Exercise materials: Begin
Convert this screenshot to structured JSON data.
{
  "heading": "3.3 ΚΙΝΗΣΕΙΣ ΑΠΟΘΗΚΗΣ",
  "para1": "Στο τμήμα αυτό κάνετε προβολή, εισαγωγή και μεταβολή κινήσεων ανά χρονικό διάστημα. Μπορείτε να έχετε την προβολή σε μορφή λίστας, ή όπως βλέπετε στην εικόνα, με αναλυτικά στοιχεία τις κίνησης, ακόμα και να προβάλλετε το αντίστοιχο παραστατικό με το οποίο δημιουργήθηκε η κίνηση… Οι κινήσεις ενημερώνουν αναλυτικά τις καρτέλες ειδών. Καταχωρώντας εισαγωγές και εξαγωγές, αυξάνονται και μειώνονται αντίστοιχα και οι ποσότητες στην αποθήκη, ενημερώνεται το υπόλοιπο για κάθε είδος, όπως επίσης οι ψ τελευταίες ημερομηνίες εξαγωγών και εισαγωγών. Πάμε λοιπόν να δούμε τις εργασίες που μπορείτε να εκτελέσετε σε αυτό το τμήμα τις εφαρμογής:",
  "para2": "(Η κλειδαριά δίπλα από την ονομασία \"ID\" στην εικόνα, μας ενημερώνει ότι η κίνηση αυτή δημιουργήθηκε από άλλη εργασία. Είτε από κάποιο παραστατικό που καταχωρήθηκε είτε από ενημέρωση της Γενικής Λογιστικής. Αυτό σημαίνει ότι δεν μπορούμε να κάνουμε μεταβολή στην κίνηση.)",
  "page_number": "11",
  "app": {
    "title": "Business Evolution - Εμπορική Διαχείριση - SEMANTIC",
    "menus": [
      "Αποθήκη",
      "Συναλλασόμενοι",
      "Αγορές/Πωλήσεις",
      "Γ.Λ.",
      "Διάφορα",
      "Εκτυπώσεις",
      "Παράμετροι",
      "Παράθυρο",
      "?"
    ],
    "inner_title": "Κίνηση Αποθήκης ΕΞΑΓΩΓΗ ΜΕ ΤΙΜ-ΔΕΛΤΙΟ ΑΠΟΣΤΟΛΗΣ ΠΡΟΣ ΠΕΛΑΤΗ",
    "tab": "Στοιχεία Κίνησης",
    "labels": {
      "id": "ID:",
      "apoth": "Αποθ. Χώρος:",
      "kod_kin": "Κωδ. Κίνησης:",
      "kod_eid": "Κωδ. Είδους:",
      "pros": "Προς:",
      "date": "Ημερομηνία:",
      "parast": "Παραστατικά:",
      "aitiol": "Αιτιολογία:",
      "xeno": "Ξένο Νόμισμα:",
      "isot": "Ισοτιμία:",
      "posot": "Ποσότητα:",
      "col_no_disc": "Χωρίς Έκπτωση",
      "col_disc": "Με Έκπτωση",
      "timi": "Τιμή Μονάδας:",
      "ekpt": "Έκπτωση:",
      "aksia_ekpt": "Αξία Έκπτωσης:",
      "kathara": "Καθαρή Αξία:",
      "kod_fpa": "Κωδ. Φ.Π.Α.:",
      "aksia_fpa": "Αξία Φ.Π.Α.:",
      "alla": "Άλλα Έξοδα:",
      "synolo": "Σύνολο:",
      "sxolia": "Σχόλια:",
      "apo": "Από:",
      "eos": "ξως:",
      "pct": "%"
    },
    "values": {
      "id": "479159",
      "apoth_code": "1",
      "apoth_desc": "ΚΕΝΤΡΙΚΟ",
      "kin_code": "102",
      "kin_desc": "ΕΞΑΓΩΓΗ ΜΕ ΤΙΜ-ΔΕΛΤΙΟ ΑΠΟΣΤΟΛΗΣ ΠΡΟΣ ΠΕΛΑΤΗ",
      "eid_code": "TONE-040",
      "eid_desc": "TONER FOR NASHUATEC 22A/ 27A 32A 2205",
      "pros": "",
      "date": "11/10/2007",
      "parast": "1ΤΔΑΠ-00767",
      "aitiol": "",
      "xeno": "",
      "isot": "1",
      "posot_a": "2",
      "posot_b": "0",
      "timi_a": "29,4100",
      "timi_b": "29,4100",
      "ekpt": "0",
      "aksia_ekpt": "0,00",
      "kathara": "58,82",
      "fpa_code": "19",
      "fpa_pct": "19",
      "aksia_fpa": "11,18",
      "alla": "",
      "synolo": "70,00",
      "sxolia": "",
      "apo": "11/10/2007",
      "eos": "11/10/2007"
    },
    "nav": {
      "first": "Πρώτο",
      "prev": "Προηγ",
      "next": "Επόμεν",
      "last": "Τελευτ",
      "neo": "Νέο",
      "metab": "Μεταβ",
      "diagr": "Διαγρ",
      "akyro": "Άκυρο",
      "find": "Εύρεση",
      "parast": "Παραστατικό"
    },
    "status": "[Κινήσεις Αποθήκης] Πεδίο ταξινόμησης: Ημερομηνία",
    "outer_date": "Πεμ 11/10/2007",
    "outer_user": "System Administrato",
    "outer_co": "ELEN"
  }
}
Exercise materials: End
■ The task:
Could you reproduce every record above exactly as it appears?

■ Answer for this exercise:
Convert this screenshot to structured JSON data.
{
  "heading": "3.3 ΚΙΝΗΣΕΙΣ ΑΠΟΘΗΚΗΣ",
  "para1": "Στο τμήμα αυτό κάνετε προβολή, εισαγωγή και μεταβολή κινήσεων ανά χρονικό διάστημα. Μπορείτε να έχετε την προβολή σε μορφή λίστας, ή όπως βλέπετε στην εικόνα, με αναλυτικά στοιχεία τις κίνησης, ακόμα και να προβάλλετε το αντίστοιχο παραστατικό με το οποίο δημιουργήθηκε η κίνηση… Οι κινήσεις ενημερώνουν αναλυτικά τις καρτέλες ειδών. Καταχωρώντας εισαγωγές και εξαγωγές, αυξάνονται και μειώνονται αντίστοιχα και οι ποσότητες στην αποθήκη, ενημερώνεται το υπόλοιπο για κάθε είδος, όπως επίσης οι ψ τελευταίες ημερομηνίες εξαγωγών και εισαγωγών. Πάμε λοιπόν να δούμε τις εργασίες που μπορείτε να εκτελέσετε σε αυτό το τμήμα τις εφαρμογής:",
  "para2": "(Η κλειδαριά δίπλα από την ονομασία \"ID\" στην εικόνα, μας ενημερώνει ότι η κίνηση αυτή δημιουργήθηκε από άλλη εργασία. Είτε από κάποιο παραστατικό που καταχωρήθηκε είτε από ενημέρωση της Γενικής Λογιστικής. Αυτό σημαίνει ότι δεν μπορούμε να κάνουμε μεταβολή στην κίνηση.)",
  "page_number": "11",
  "app": {
    "title": "Business Evolution - Εμπορική Διαχείριση - SEMANTIC",
    "menus": [
      "Αποθήκη",
      "Συναλλασόμενοι",
      "Αγορές/Πωλήσεις",
      "Γ.Λ.",
      "Διάφορα",
      "Εκτυπώσεις",
      "Παράμετροι",
      "Παράθυρο",
      "?"
    ],
    "inner_title": "Κίνηση Αποθήκης ΕΞΑΓΩΓΗ ΜΕ ΤΙΜ-ΔΕΛΤΙΟ ΑΠΟΣΤΟΛΗΣ ΠΡΟΣ ΠΕΛΑΤΗ",
    "tab": "Στοιχεία Κίνησης",
    "labels": {
      "id": "ID:",
      "apoth": "Αποθ. Χώρος:",
      "kod_kin": "Κωδ. Κίνησης:",
      "kod_eid": "Κωδ. Είδους:",
      "pros": "Προς:",
      "date": "Ημερομηνία:",
      "parast": "Παραστατικά:",
      "aitiol": "Αιτιολογία:",
      "xeno": "Ξένο Νόμισμα:",
      "isot": "Ισοτιμία:",
      "posot": "Ποσότητα:",
      "col_no_disc": "Χωρίς Έκπτωση",
      "col_disc": "Με Έκπτωση",
      "timi": "Τιμή Μονάδας:",
      "ekpt": "Έκπτωση:",
      "aksia_ekpt": "Αξία Έκπτωσης:",
      "kathara": "Καθαρή Αξία:",
      "kod_fpa": "Κωδ. Φ.Π.Α.:",
      "aksia_fpa": "Αξία Φ.Π.Α.:",
      "alla": "Άλλα Έξοδα:",
      "synolo": "Σύνολο:",
      "sxolia": "Σχόλια:",
      "apo": "Από:",
      "eos": "ξως:",
      "pct": "%"
    },
    "values": {
      "id": "479159",
      "apoth_code": "1",
      "apoth_desc": "ΚΕΝΤΡΙΚΟ",
      "kin_code": "102",
      "kin_desc": "ΕΞΑΓΩΓΗ ΜΕ ΤΙΜ-ΔΕΛΤΙΟ ΑΠΟΣΤΟΛΗΣ ΠΡΟΣ ΠΕΛΑΤΗ",
      "eid_code": "TONE-040",
      "eid_desc": "TONER FOR NASHUATEC 22A/ 27A 32A 2205",
      "pros": "",
      "date": "11/10/2007",
      "parast": "1ΤΔΑΠ-00767",
      "aitiol": "",
      "xeno": "",
      "isot": "1",
      "posot_a": "2",
      "posot_b": "0",
      "timi_a": "29,4100",
      "timi_b": "29,4100",
      "ekpt": "0",
      "aksia_ekpt": "0,00",
      "kathara": "58,82",
      "fpa_code": "19",
      "fpa_pct": "19",
      "aksia_fpa": "11,18",
      "alla": "",
      "synolo": "70,00",
      "sxolia": "",
      "apo": "11/10/2007",
      "eos": "11/10/2007"
    },
    "nav": {
      "first": "Πρώτο",
      "prev": "Προηγ",
      "next": "Επόμεν",
      "last": "Τελευτ",
      "neo": "Νέο",
      "metab": "Μεταβ",
      "diagr": "Διαγρ",
      "akyro": "Άκυρο",
      "find": "Εύρεση",
      "parast": "Παραστατικό"
    },
    "status": "[Κινήσεις Αποθήκης] Πεδίο ταξινόμησης: Ημερομηνία",
    "outer_date": "Πεμ 11/10/2007",
    "outer_user": "System Administrato",
    "outer_co": "ELEN"
  }
}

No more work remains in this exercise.